"Classical Computers Very Likely Can Not Efficiently Simulate Multimode Linear Optical Interferometers with Arbitrary Fock-State Inputs-An Elementary Argument," Version 3.0.

With thanks to Scott Aaronson and a referee for suggestions for improvement, we have expanded our argument, originally based on the exponential blowup in the Hilbert space for a bosonic, Fock-state interferometer, to analyze the similar exponential blowup for a fermionic, Fock state interferometer. We then examine both interferometers using an input-output formalism that allows us to treat them both as a boundary value problem. In the limit that the particle coherence length is much larger than the interferometer we then, sticking very close to the physics, argue that in order to access these exponentially large Hilbert spaces, the particles must arrive at the beamsplitters in a way that they are indistinguishable there, and thence their multi-particle wavefunctions must be properly symmetrized everywhere in space.

In this model, then, to compute an arbitrary output state (our goal) we must simply prepare an arbitrary input state and then use the efficient matrix transfer to transform the input to the output. Therein lies the rub. For fermions there is an efficient protocol for constructing an arbitrary input state but for bosons there is not. In other words, for a large interferometer, we cannot even setup the initial conditions in the general case, much less compute the corresponding output.

For fermions the appropriate

Thus we conclude our elementary argument that linear optical interferometers cannot likely be efficiently simulated on a classical computer. We do this using simple arguments from quantum optics and undergraduate quantum physics and without resorting to complexity theoretic notions such as 'collapse of the polynomial hierarchy.' The small amount of quantum computer complexity that remains in our argument can now discuss in language that can be understood by the ordinary quantum physicist on the street (or in the gutter).

An amusing and informative lecture on these results, given this past week at the Quantum Information and Measurement Conference in Rochester, NY, may be found here [PDF, PPT].

With thanks to Scott Aaronson and a referee for suggestions for improvement, we have expanded our argument, originally based on the exponential blowup in the Hilbert space for a bosonic, Fock-state interferometer, to analyze the similar exponential blowup for a fermionic, Fock state interferometer.
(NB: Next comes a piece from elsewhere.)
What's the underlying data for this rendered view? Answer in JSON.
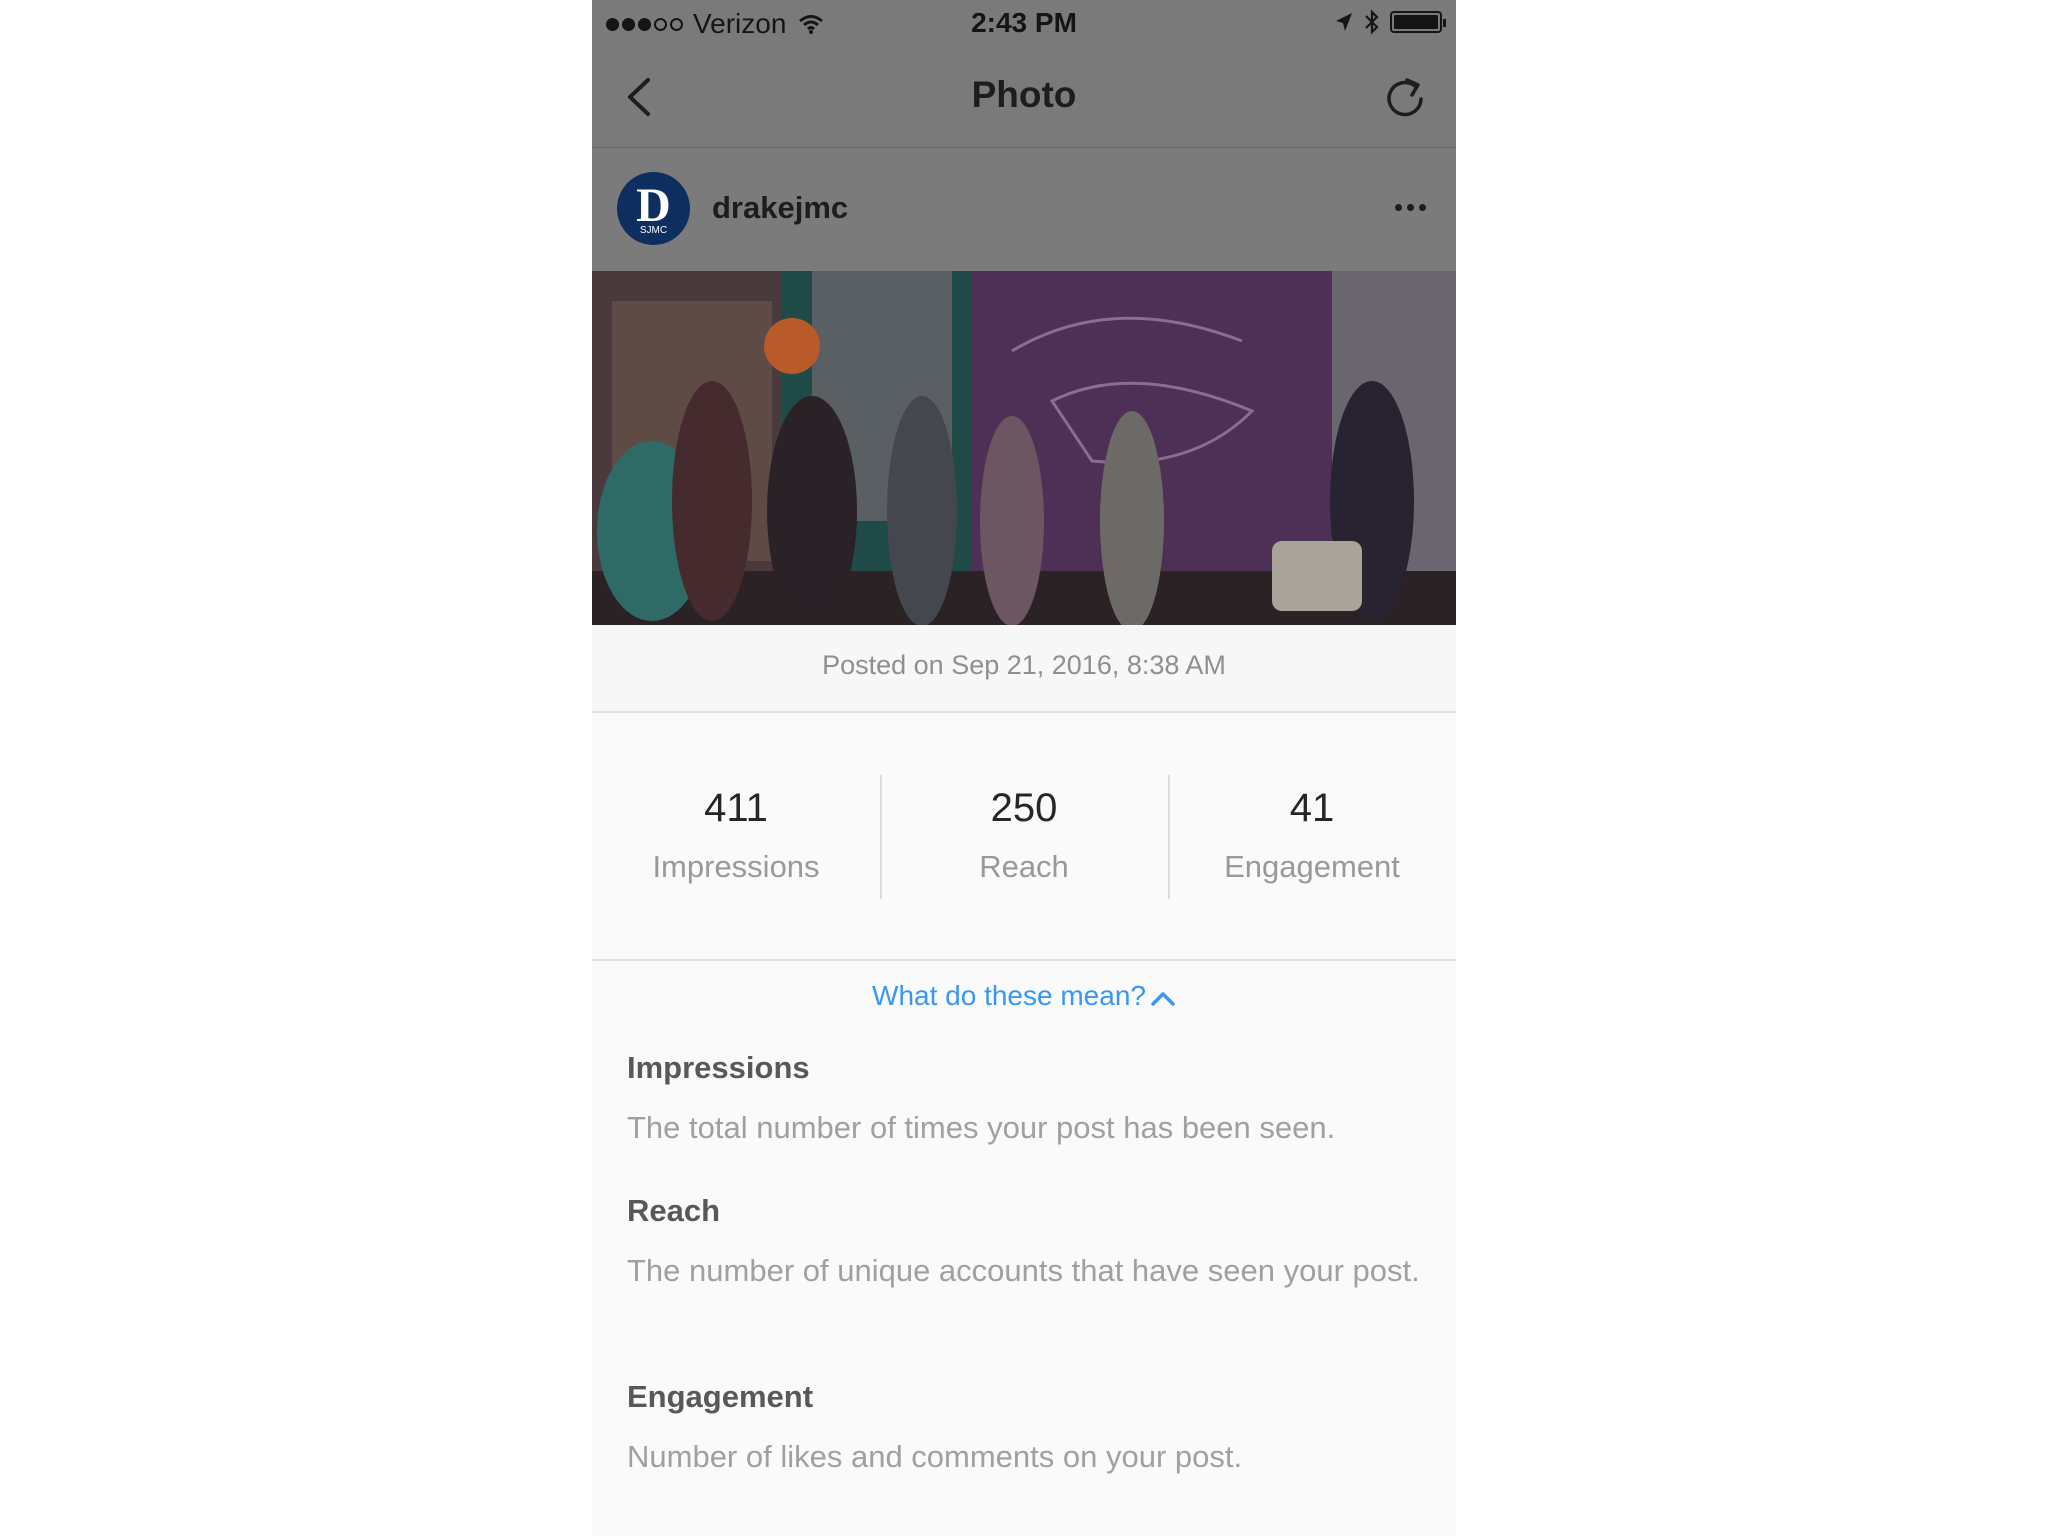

We then examine both interferometers using an input-output formalism that allows us to treat them both as a boundary value problem. In the limit that the particle coherence length is much larger than the interferometer we then, sticking very close to the physics, argue that in order to access these exponentially large Hilbert spaces, the particles must arrive at the beamsplitters in a way that they are indistinguishable there, and thence their multi-particle wavefunctions must be properly symmetrized everywhere in space.

In this model, then, to compute an arbitrary output state (our goal) we must simply prepare an arbitrary input state and then use the efficient matrix transfer to transform the input to the output. Therein lies the rub. For fermions there is an efficient protocol for constructing an arbitrary input state but for bosons there is not. In other words, for a large interferometer, we cannot even setup the initial conditions in the general case, much less compute the corresponding output.

For fermions the appropriate

*anti*-symmetrization of the*total*input wavefunction (the product of the spatial and spin wavefunctions) may be carried out efficiently (in polynomial time) by constructing and evaluating the Slater determinant of the basis functions. For bosons the equivalent procedure would be to*symmetrize*the total input wavefunction by using the 'Slater' permanent. (Slater never wrote down any such thing.) In the case of the bosons the most efficient known algorithm for computing the permanent is the Ryser algorithm, discovered 50 years ago, which scales exponentially in the size of the matrix.Thus we conclude our elementary argument that linear optical interferometers cannot likely be efficiently simulated on a classical computer. We do this using simple arguments from quantum optics and undergraduate quantum physics and without resorting to complexity theoretic notions such as 'collapse of the polynomial hierarchy.' The small amount of quantum computer complexity that remains in our argument can now discuss in language that can be understood by the ordinary quantum physicist on the street (or in the gutter).

An amusing and informative lecture on these results, given this past week at the Quantum Information and Measurement Conference in Rochester, NY, may be found here [PDF, PPT].